Discovering Prague Free Walking Tour. Old Town and Jewish Quarter Free Tour. 4.6 (12) Ratings. Royal Walk Free Tour. 4.5 (2) Ratings. Charles Bridge and Prague Castle Free Tour. 4.0 (13) Ratings. Free Castle Tour. The Classic Old Town Free Tour. FREE WW2 and Communism Walking Tour. Original Free Walking Tour in Praga.
Despite the fact that Prague covers some 500 sq km, its historic city centre is relatively small, which makes it easy to walk around in just a couple of days. Public transport is widespread in Prague and is also very efficient, although the ticketing system can be confusing.
You can walk everywhere – well, almost! Prague’s city center is very compact, so plan to walk most everywhere if you can . That means finding accommodation that is central. Ideally you will be able to walk from your hotel or apartment to all or some of the key historical monuments.
It depends on the length of the tour , how other people are on the tour and and how satisfied you are after the tour , but it’s common to tip anywhere from $5-$20 per person. If you consider the cost of paying for a group or private tour , even though “ free ” tours aren’t totally free , you’re still saving money.
Yes! They are actually free . The longer answer is more complicated (but not really that complicated). Your guide isn’t a cut-rate tour guide for people who cannot afford to pay $10-20 for the real thing.
Prague is very walkable . If you dropped from the sky and landed in Old Time Square you would be in a good position to walk everywhere interesting within 30 minutes. The city sits in a valley split in half by a river and surrounded by rolling hills. The encircling hills forced compactness on the city builders.
In every tram there is a ticket machine that accepts contactless credit/debit cards for payment placed in the middle of every tram vehicle. Passenger is obliged to buy the ticket immediately after getting on the tram . The ticket from the ticket machine is valid immediately and does not need to by validated anymore.
Old Town / Staré Město ( Prague 1) At the center is Prague’s historical Old Town Square, which draws nearly 6 million tourists annually. For those who like to be in the heart of it all and don’t mind crowds, Old Town is a magical place to stay .

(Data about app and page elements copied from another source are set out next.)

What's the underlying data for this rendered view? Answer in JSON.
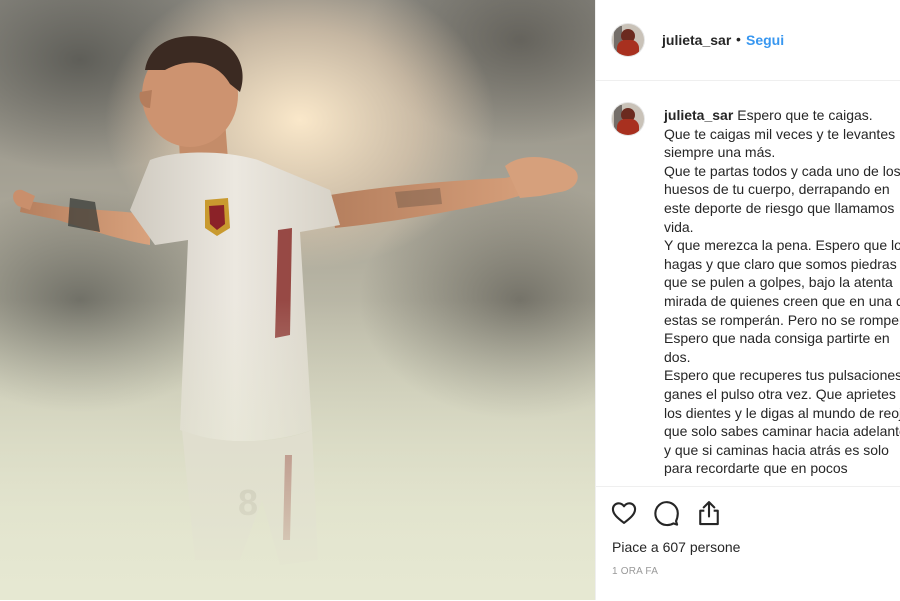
{
  "post": {
    "username": "julieta_sar",
    "separator": "•",
    "follow_label": "Segui",
    "caption_username": "julieta_sar",
    "caption_text": "Espero que te caigas.\nQue te caigas mil veces y te levantes siempre una más.\nQue te partas todos y cada uno de los huesos de tu cuerpo, derrapando en este deporte de riesgo que llamamos vida.\nY que merezca la pena. Espero que lo hagas y que claro que somos piedras que se pulen a golpes, bajo la atenta mirada de quienes creen que en una de estas se romperán. Pero no se rompen.\nEspero que nada consiga partirte en dos.\nEspero que recuperes tus pulsaciones y ganes el pulso otra vez. Que aprietes los dientes y le digas al mundo de reojo que solo sabes caminar hacia adelante y que si caminas hacia atrás es solo para recordarte que en pocos",
    "likes_text": "Piace a 607 persone",
    "timestamp": "1 ORA FA"
  },
  "icons": {
    "like": "heart-icon",
    "comment": "comment-icon",
    "share": "share-icon"
  },
  "colors": {
    "link": "#3897f0",
    "text": "#262626",
    "muted": "#999999",
    "border": "#efefef"
  }
}
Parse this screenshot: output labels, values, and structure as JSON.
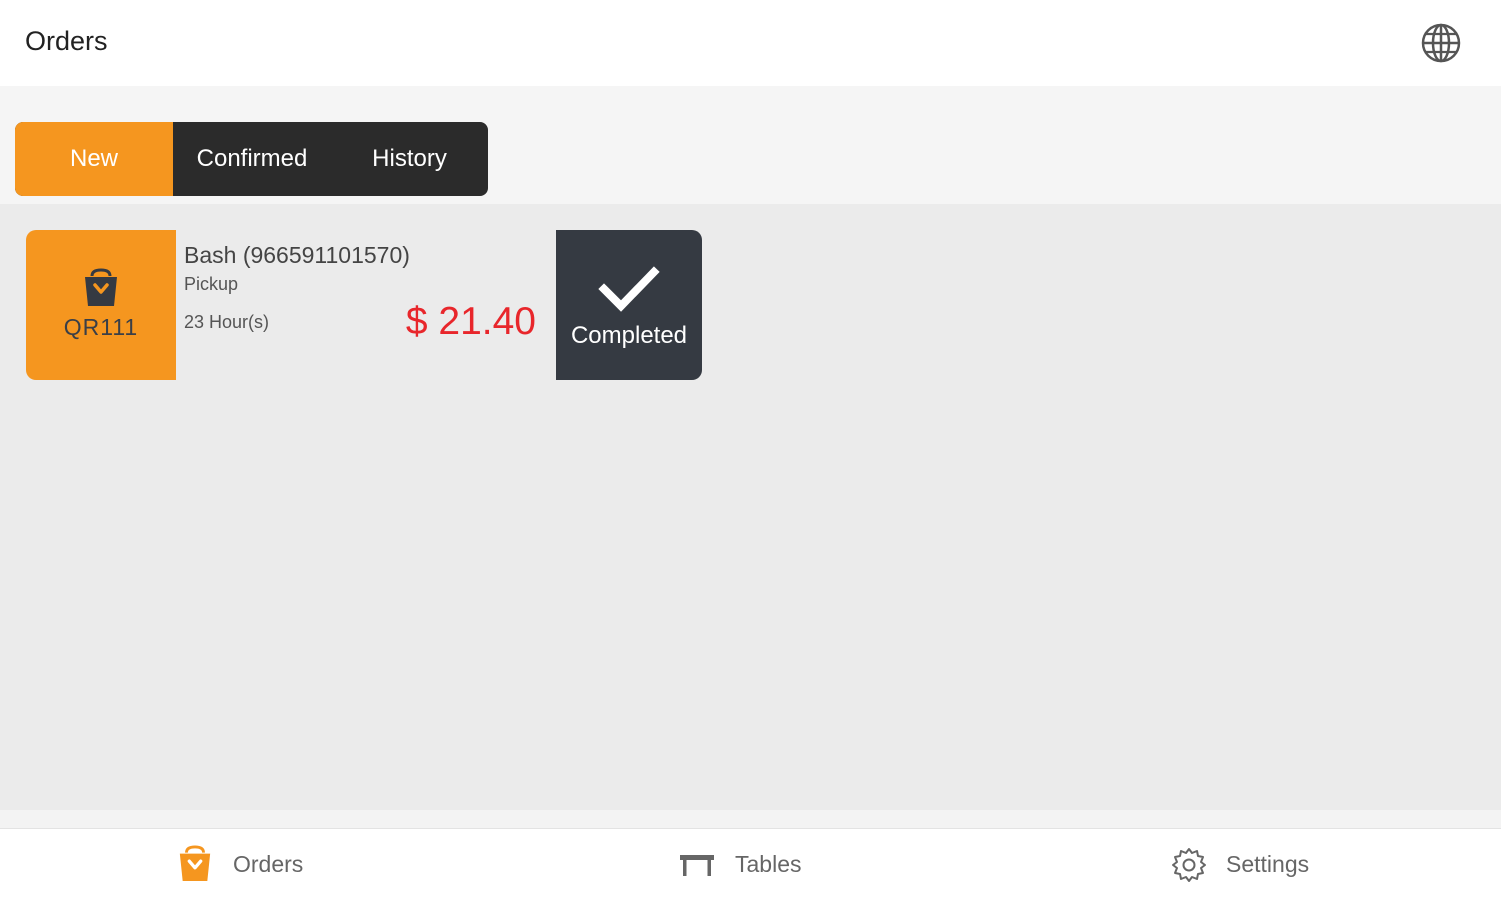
{
  "header": {
    "title": "Orders",
    "globe_icon": "globe-icon"
  },
  "tabs": [
    {
      "label": "New",
      "active": true
    },
    {
      "label": "Confirmed",
      "active": false
    },
    {
      "label": "History",
      "active": false
    }
  ],
  "orders": [
    {
      "code": "QR111",
      "customer": "Bash (966591101570)",
      "type": "Pickup",
      "elapsed": "23 Hour(s)",
      "price": "$ 21.40",
      "action_label": "Completed"
    }
  ],
  "bottom_nav": {
    "orders_label": "Orders",
    "tables_label": "Tables",
    "settings_label": "Settings"
  },
  "colors": {
    "accent": "#f5961f",
    "dark": "#353a42",
    "price": "#e8262b"
  }
}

Public transport in Prague is cheap, efficient and highly integrated. The easiest way to travel into Prague from Prague Airport is by taxi. But once in the city and checked into your hotel, it is simple to travel around by metro and tram.

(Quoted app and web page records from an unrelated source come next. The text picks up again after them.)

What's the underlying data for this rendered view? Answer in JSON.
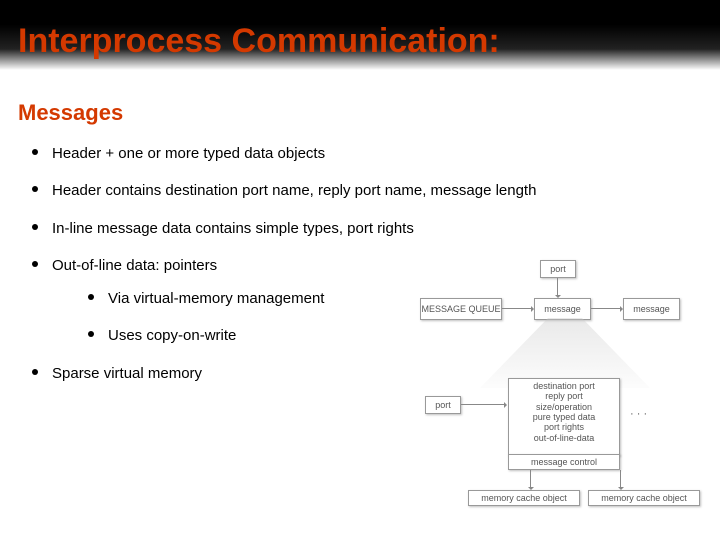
{
  "title": "Interprocess Communication:",
  "subtitle": "Messages",
  "bullets": [
    "Header + one or more typed data objects",
    "Header contains destination port name, reply port name, message length",
    "In-line message data contains simple types, port rights",
    "Out-of-line data: pointers",
    "Sparse virtual memory"
  ],
  "subbullets_index": 3,
  "subbullets": [
    "Via virtual-memory management",
    "Uses copy-on-write"
  ],
  "diagram": {
    "port_top": "port",
    "message_queue": "MESSAGE QUEUE",
    "message1": "message",
    "message2": "message",
    "port_left": "port",
    "detail_lines": [
      "destination port",
      "reply port",
      "size/operation",
      "pure typed data",
      "port rights",
      "out-of-line-data"
    ],
    "dots": "· · ·",
    "message_control": "message control",
    "mem_obj1": "memory cache object",
    "mem_obj2": "memory cache object"
  }
}
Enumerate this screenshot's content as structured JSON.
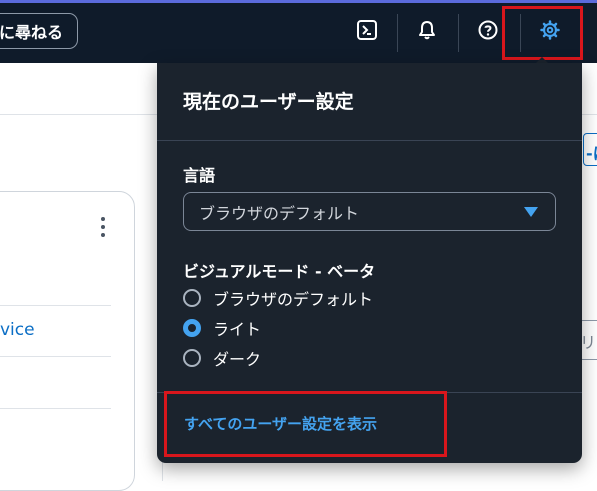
{
  "header": {
    "ask_button_label": "に尋ねる",
    "icons": [
      "terminal-icon",
      "bell-icon",
      "help-icon",
      "gear-icon"
    ]
  },
  "background": {
    "service_link_partial": "vice",
    "right_link_partial": "-に",
    "right_input_partial": "リ"
  },
  "settings_panel": {
    "title": "現在のユーザー設定",
    "language": {
      "label": "言語",
      "selected": "ブラウザのデフォルト"
    },
    "visual_mode": {
      "label": "ビジュアルモード - ベータ",
      "options": [
        {
          "label": "ブラウザのデフォルト",
          "checked": false
        },
        {
          "label": "ライト",
          "checked": true
        },
        {
          "label": "ダーク",
          "checked": false
        }
      ]
    },
    "all_settings_link": "すべてのユーザー設定を表示"
  },
  "colors": {
    "header_bg": "#0f1b2a",
    "panel_bg": "#1b232d",
    "accent_blue": "#44a3f0",
    "highlight_red": "#d9161c",
    "link_blue": "#0b6ec5"
  }
}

Top 10 Things to Avoid in Prague Sightseeing. Wasting Time Waiting for the Cuckoo. Charles Bridge in the Middle of the Day. Getting around. Getting Pickpocketed on the 22 Tram. Getting Ripped off by Taxis. Shopping and money. Tacky Souvenir Shops. Rip-off Exchange Offices. U Fleku’s Pushy Waiters. Wenceslas Square Sausages. Restaurants on Old Town Square.
An average tourist will spend around 2500 CZK (100 EUR) per person per day . The lowest daily budget can be as low as 900 CZK if you stay at hostels, eat takeaways and use public transport. If you stay in private accommodation, eat at average restaurants but control your budget you can get by on 2500 CZK a day .
Budapest is a significantly larger city than Prague with roughly 1.7 million inhabitants over 1.2 million. Prague feels like a very compact city where most important sights are within a very short distance. The winner of this category is Prague , because all its beautiful sights are so easily accessible.
Tipping in the Czech Republic is commonly expected. Foreign visitors are often expected to tip at least 10%. (N.B. This practice holds true mainly in Prague and leading tourist “meccas” such as Cesky Krumlov, not in the general countryside, where foreigners are not expected to do anything more than locals.)
Amsterdam is a great city to try out solo travel for the first time. It’s clean, easy to walk around , and relatively safe. I recommend taking some tours or staying at a hostel if you’ll be traveling solo as this is a great way to meet people.
For a half- or full-day bus tour, a small tip is appropriate. Give $3 to $5 per person for half-day trips and $5 to $10 per person for a full-day excursion. For a one- or two-hour tour, $1 to $2 per person is sufficient.